# Task item:
Set down each line of the data exactly, but not the pictures.

[Dataset entries]
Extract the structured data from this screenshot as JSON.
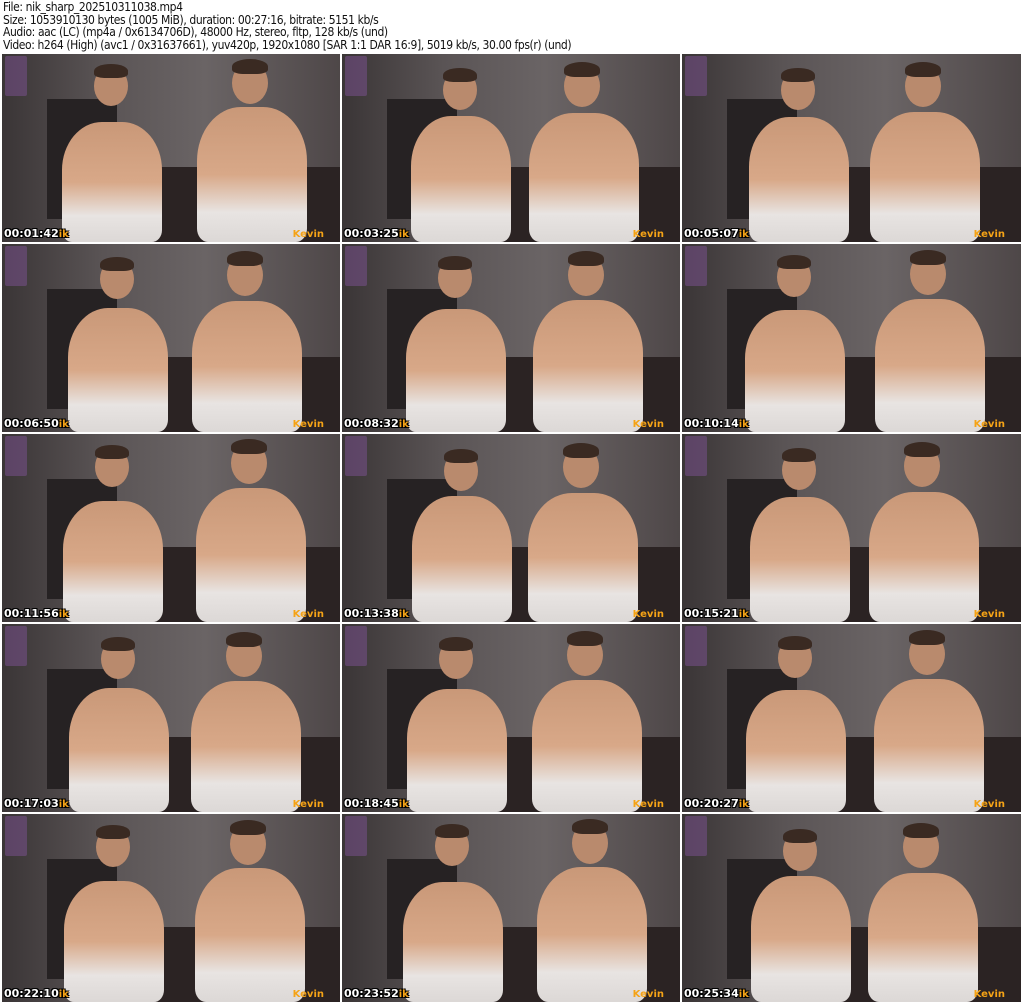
{
  "header": {
    "file": "File: nik_sharp_202510311038.mp4",
    "size": "Size: 1053910130 bytes (1005 MiB), duration: 00:27:16, bitrate: 5151 kb/s",
    "audio": "Audio: aac (LC) (mp4a / 0x6134706D), 48000 Hz, stereo, fltp, 128 kb/s (und)",
    "video": "Video: h264 (High) (avc1 / 0x31637661), yuv420p, 1920x1080 [SAR 1:1 DAR 16:9], 5019 kb/s, 30.00 fps(r) (und)"
  },
  "overlay": {
    "left_name_fragment": "ik",
    "right_name": "Kevin"
  },
  "colors": {
    "label": "#f5a316",
    "timestamp": "#ffffff"
  },
  "thumbnails": [
    {
      "time": "00:01:42"
    },
    {
      "time": "00:03:25"
    },
    {
      "time": "00:05:07"
    },
    {
      "time": "00:06:50"
    },
    {
      "time": "00:08:32"
    },
    {
      "time": "00:10:14"
    },
    {
      "time": "00:11:56"
    },
    {
      "time": "00:13:38"
    },
    {
      "time": "00:15:21"
    },
    {
      "time": "00:17:03"
    },
    {
      "time": "00:18:45"
    },
    {
      "time": "00:20:27"
    },
    {
      "time": "00:22:10"
    },
    {
      "time": "00:23:52"
    },
    {
      "time": "00:25:34"
    }
  ]
}
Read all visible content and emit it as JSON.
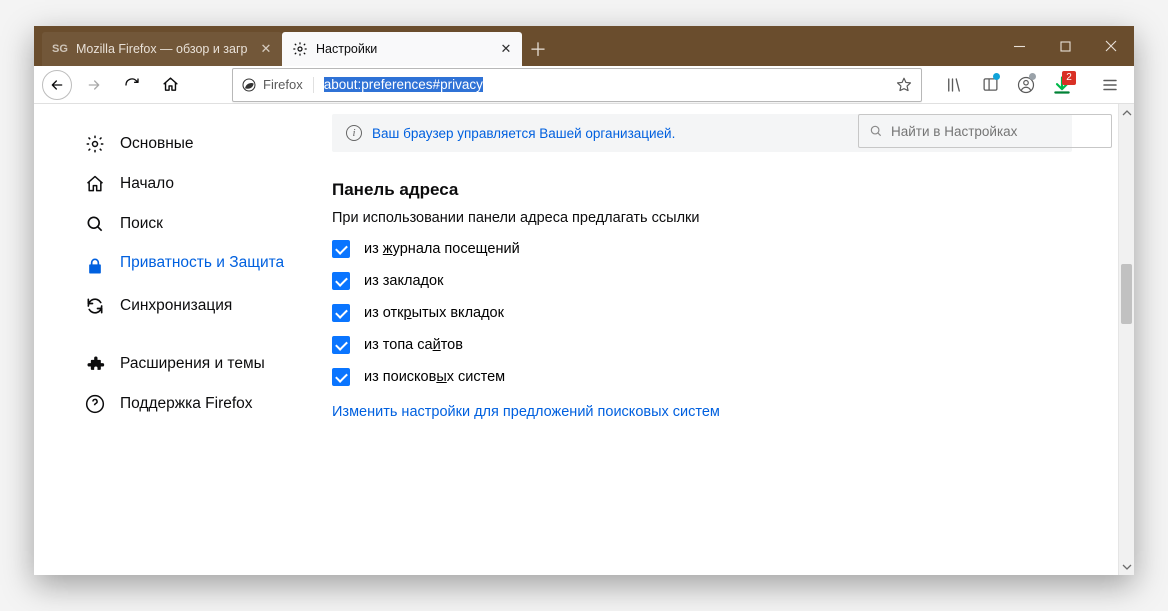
{
  "window": {
    "tabs": [
      {
        "title": "Mozilla Firefox — обзор и загр",
        "active": false
      },
      {
        "title": "Настройки",
        "active": true
      }
    ]
  },
  "urlbar": {
    "identity_label": "Firefox",
    "url_selected": "about:preferences#privacy"
  },
  "toolbar_badge": {
    "download_count": "2"
  },
  "search": {
    "placeholder": "Найти в Настройках"
  },
  "banner": {
    "text": "Ваш браузер управляется Вашей организацией."
  },
  "sidebar": {
    "items": [
      {
        "label": "Основные"
      },
      {
        "label": "Начало"
      },
      {
        "label": "Поиск"
      },
      {
        "label": "Приватность и Защита"
      },
      {
        "label": "Синхронизация"
      }
    ],
    "extra": [
      {
        "label": "Расширения и темы"
      },
      {
        "label": "Поддержка Firefox"
      }
    ]
  },
  "section": {
    "title": "Панель адреса",
    "subtitle": "При использовании панели адреса предлагать ссылки",
    "options": {
      "history_pre": "из ",
      "history_u": "ж",
      "history_post": "урнала посещений",
      "bookmarks_pre": "из закла",
      "bookmarks_u": "д",
      "bookmarks_post": "ок",
      "tabs_pre": "из отк",
      "tabs_u": "р",
      "tabs_post": "ытых вкладок",
      "topsites_pre": "из топа са",
      "topsites_u": "й",
      "topsites_post": "тов",
      "engines_pre": "из поисков",
      "engines_u": "ы",
      "engines_post": "х систем"
    },
    "link": "Изменить настройки для предложений поисковых систем"
  }
}
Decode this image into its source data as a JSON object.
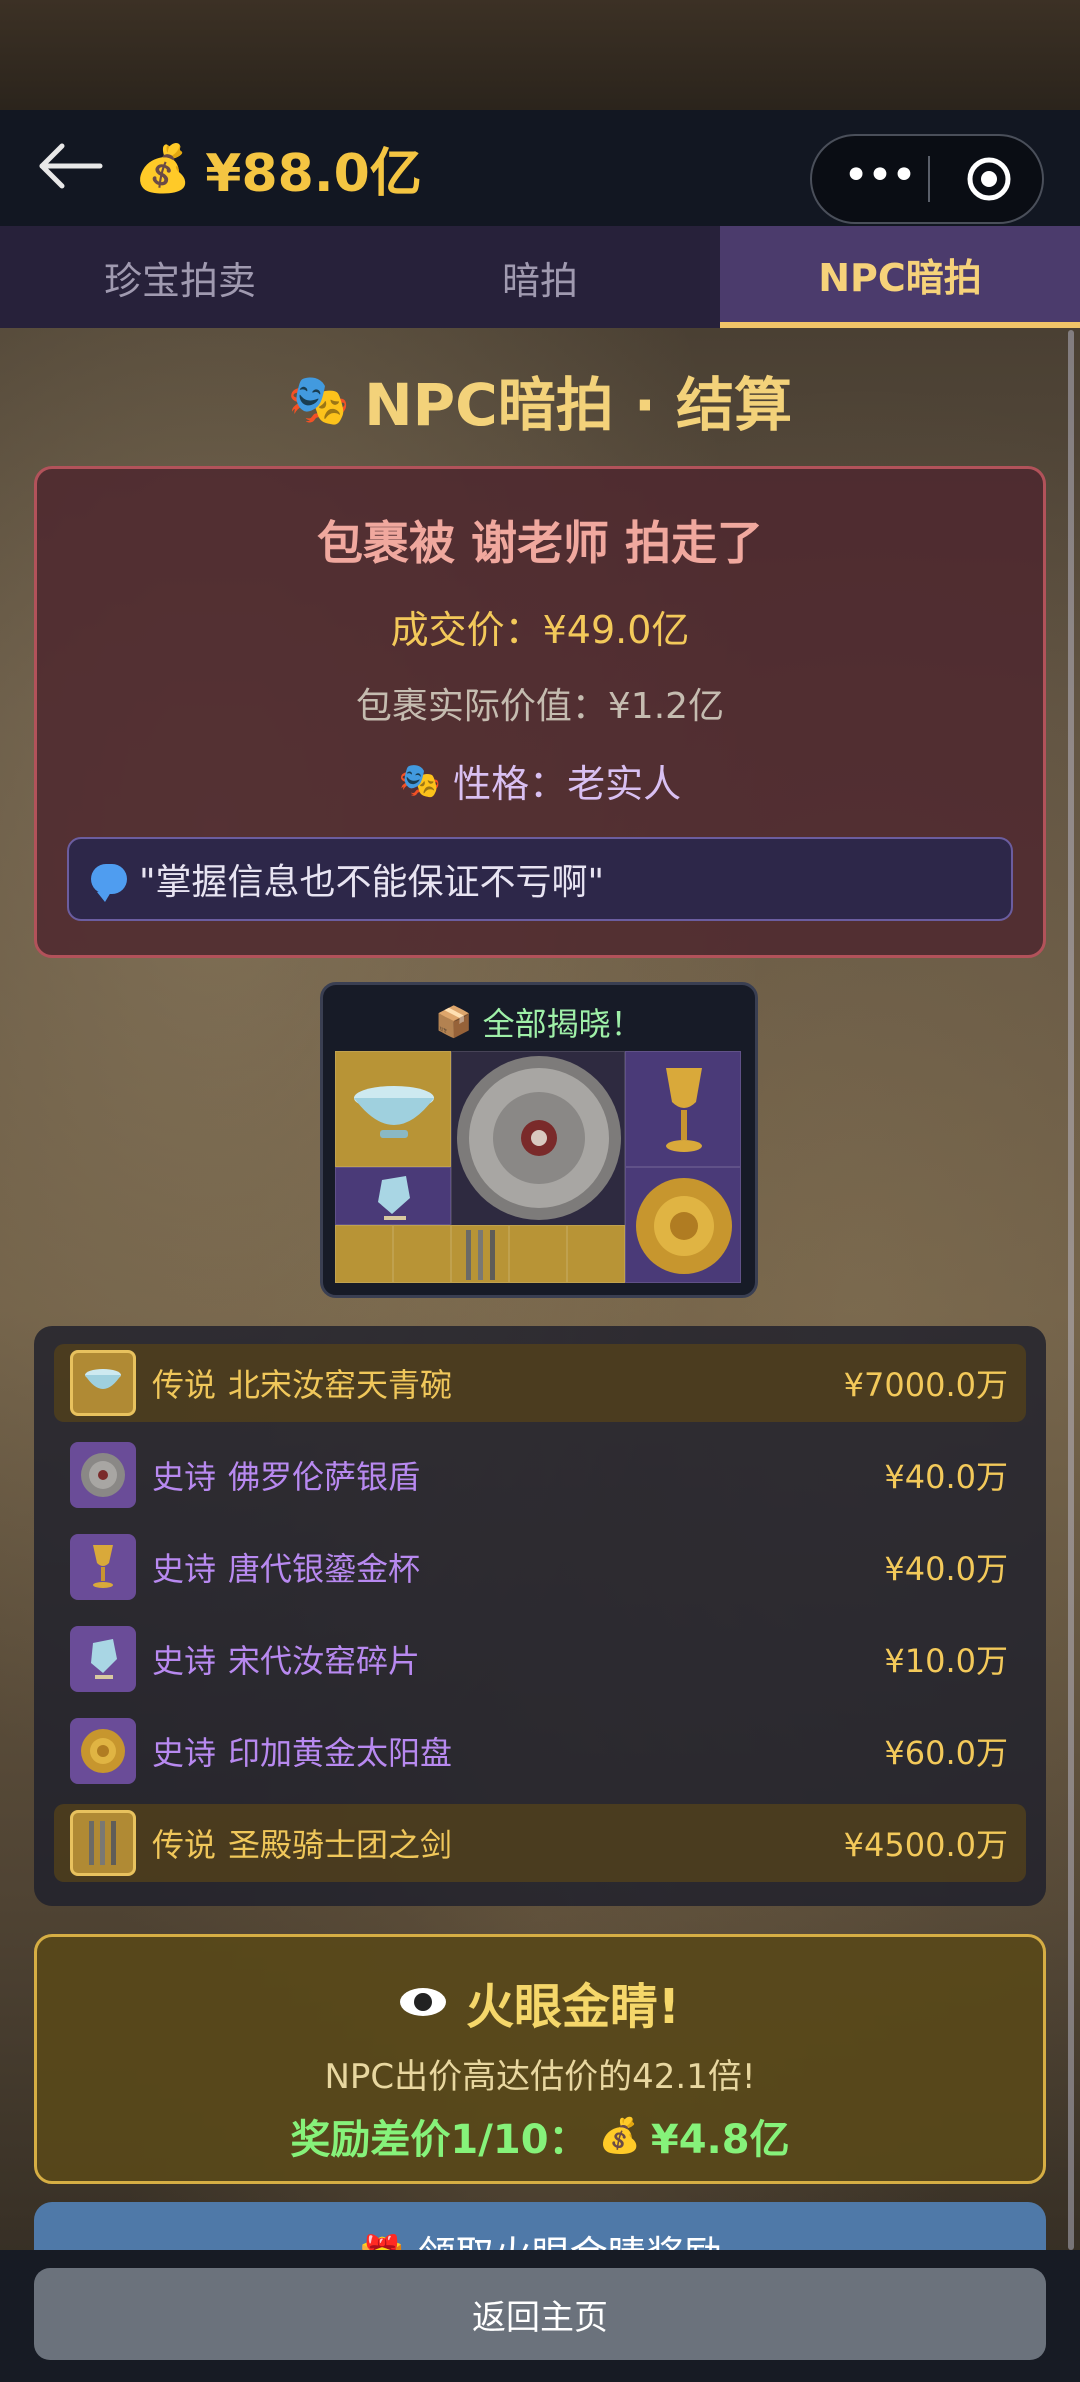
{
  "header": {
    "back_icon": "arrow-left-icon",
    "money_icon": "money-bag-icon",
    "balance": "¥88.0亿",
    "capsule_more": "•••",
    "capsule_target_icon": "target-icon"
  },
  "tabs": [
    {
      "label": "珍宝拍卖",
      "active": false
    },
    {
      "label": "暗拍",
      "active": false
    },
    {
      "label": "NPC暗拍",
      "active": true
    }
  ],
  "settlement": {
    "title": "NPC暗拍 · 结算",
    "headline": "包裹被 谢老师 拍走了",
    "deal_price": "成交价：¥49.0亿",
    "actual_value": "包裹实际价值：¥1.2亿",
    "personality": "性格：老实人",
    "quote": "\"掌握信息也不能保证不亏啊\""
  },
  "reveal": {
    "title": "全部揭晓！"
  },
  "items": [
    {
      "rarity": "传说",
      "name": "北宋汝窑天青碗",
      "price": "¥7000.0万",
      "tier": "legendary",
      "icon": "celadon-bowl-icon"
    },
    {
      "rarity": "史诗",
      "name": "佛罗伦萨银盾",
      "price": "¥40.0万",
      "tier": "epic",
      "icon": "silver-shield-icon"
    },
    {
      "rarity": "史诗",
      "name": "唐代银鎏金杯",
      "price": "¥40.0万",
      "tier": "epic",
      "icon": "gold-cup-icon"
    },
    {
      "rarity": "史诗",
      "name": "宋代汝窑碎片",
      "price": "¥10.0万",
      "tier": "epic",
      "icon": "porcelain-shard-icon"
    },
    {
      "rarity": "史诗",
      "name": "印加黄金太阳盘",
      "price": "¥60.0万",
      "tier": "epic",
      "icon": "sun-disc-icon"
    },
    {
      "rarity": "传说",
      "name": "圣殿骑士团之剑",
      "price": "¥4500.0万",
      "tier": "legendary",
      "icon": "swords-icon"
    }
  ],
  "eye": {
    "title": "火眼金睛!",
    "subtitle": "NPC出价高达估价的42.1倍!",
    "reward_label": "奖励差价1/10：",
    "reward_value": "¥4.8亿"
  },
  "claim_button": "领取火眼金睛奖励",
  "home_button": "返回主页",
  "colors": {
    "gold_text": "#f3c95a",
    "epic_purple": "#b889f0",
    "active_tab_bg": "#4b3b6c",
    "reward_green": "#86f27a"
  }
}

# Reply to the exercise:
Extract the structured data from this screenshot as JSON.
{
  "header": {
    "file": "File: nik_sharp_202510311038.mp4",
    "size": "Size: 1053910130 bytes (1005 MiB), duration: 00:27:16, bitrate: 5151 kb/s",
    "audio": "Audio: aac (LC) (mp4a / 0x6134706D), 48000 Hz, stereo, fltp, 128 kb/s (und)",
    "video": "Video: h264 (High) (avc1 / 0x31637661), yuv420p, 1920x1080 [SAR 1:1 DAR 16:9], 5019 kb/s, 30.00 fps(r) (und)"
  },
  "overlay": {
    "left_name_fragment": "ik",
    "right_name": "Kevin"
  },
  "colors": {
    "label": "#f5a316",
    "timestamp": "#ffffff"
  },
  "thumbnails": [
    {
      "time": "00:01:42"
    },
    {
      "time": "00:03:25"
    },
    {
      "time": "00:05:07"
    },
    {
      "time": "00:06:50"
    },
    {
      "time": "00:08:32"
    },
    {
      "time": "00:10:14"
    },
    {
      "time": "00:11:56"
    },
    {
      "time": "00:13:38"
    },
    {
      "time": "00:15:21"
    },
    {
      "time": "00:17:03"
    },
    {
      "time": "00:18:45"
    },
    {
      "time": "00:20:27"
    },
    {
      "time": "00:22:10"
    },
    {
      "time": "00:23:52"
    },
    {
      "time": "00:25:34"
    }
  ]
}
Read all visible content and emit it as JSON.
{
  "window": {
    "tabs": [
      {
        "title": "Mozilla Firefox — обзор и загр",
        "active": false
      },
      {
        "title": "Настройки",
        "active": true
      }
    ]
  },
  "urlbar": {
    "identity_label": "Firefox",
    "url_selected": "about:preferences#privacy"
  },
  "toolbar_badge": {
    "download_count": "2"
  },
  "search": {
    "placeholder": "Найти в Настройках"
  },
  "banner": {
    "text": "Ваш браузер управляется Вашей организацией."
  },
  "sidebar": {
    "items": [
      {
        "label": "Основные"
      },
      {
        "label": "Начало"
      },
      {
        "label": "Поиск"
      },
      {
        "label": "Приватность и Защита"
      },
      {
        "label": "Синхронизация"
      }
    ],
    "extra": [
      {
        "label": "Расширения и темы"
      },
      {
        "label": "Поддержка Firefox"
      }
    ]
  },
  "section": {
    "title": "Панель адреса",
    "subtitle": "При использовании панели адреса предлагать ссылки",
    "options": {
      "history_pre": "из ",
      "history_u": "ж",
      "history_post": "урнала посещений",
      "bookmarks_pre": "из закла",
      "bookmarks_u": "д",
      "bookmarks_post": "ок",
      "tabs_pre": "из отк",
      "tabs_u": "р",
      "tabs_post": "ытых вкладок",
      "topsites_pre": "из топа са",
      "topsites_u": "й",
      "topsites_post": "тов",
      "engines_pre": "из поисков",
      "engines_u": "ы",
      "engines_post": "х систем"
    },
    "link": "Изменить настройки для предложений поисковых систем"
  }
}
Decode this image into its source data as a JSON object.
{
  "header": {
    "back_icon": "arrow-left-icon",
    "money_icon": "money-bag-icon",
    "balance": "¥88.0亿",
    "capsule_more": "•••",
    "capsule_target_icon": "target-icon"
  },
  "tabs": [
    {
      "label": "珍宝拍卖",
      "active": false
    },
    {
      "label": "暗拍",
      "active": false
    },
    {
      "label": "NPC暗拍",
      "active": true
    }
  ],
  "settlement": {
    "title": "NPC暗拍 · 结算",
    "headline": "包裹被 谢老师 拍走了",
    "deal_price": "成交价：¥49.0亿",
    "actual_value": "包裹实际价值：¥1.2亿",
    "personality": "性格：老实人",
    "quote": "\"掌握信息也不能保证不亏啊\""
  },
  "reveal": {
    "title": "全部揭晓！"
  },
  "items": [
    {
      "rarity": "传说",
      "name": "北宋汝窑天青碗",
      "price": "¥7000.0万",
      "tier": "legendary",
      "icon": "celadon-bowl-icon"
    },
    {
      "rarity": "史诗",
      "name": "佛罗伦萨银盾",
      "price": "¥40.0万",
      "tier": "epic",
      "icon": "silver-shield-icon"
    },
    {
      "rarity": "史诗",
      "name": "唐代银鎏金杯",
      "price": "¥40.0万",
      "tier": "epic",
      "icon": "gold-cup-icon"
    },
    {
      "rarity": "史诗",
      "name": "宋代汝窑碎片",
      "price": "¥10.0万",
      "tier": "epic",
      "icon": "porcelain-shard-icon"
    },
    {
      "rarity": "史诗",
      "name": "印加黄金太阳盘",
      "price": "¥60.0万",
      "tier": "epic",
      "icon": "sun-disc-icon"
    },
    {
      "rarity": "传说",
      "name": "圣殿骑士团之剑",
      "price": "¥4500.0万",
      "tier": "legendary",
      "icon": "swords-icon"
    }
  ],
  "eye": {
    "title": "火眼金睛!",
    "subtitle": "NPC出价高达估价的42.1倍!",
    "reward_label": "奖励差价1/10：",
    "reward_value": "¥4.8亿"
  },
  "claim_button": "领取火眼金睛奖励",
  "home_button": "返回主页",
  "colors": {
    "gold_text": "#f3c95a",
    "epic_purple": "#b889f0",
    "active_tab_bg": "#4b3b6c",
    "reward_green": "#86f27a"
  }
}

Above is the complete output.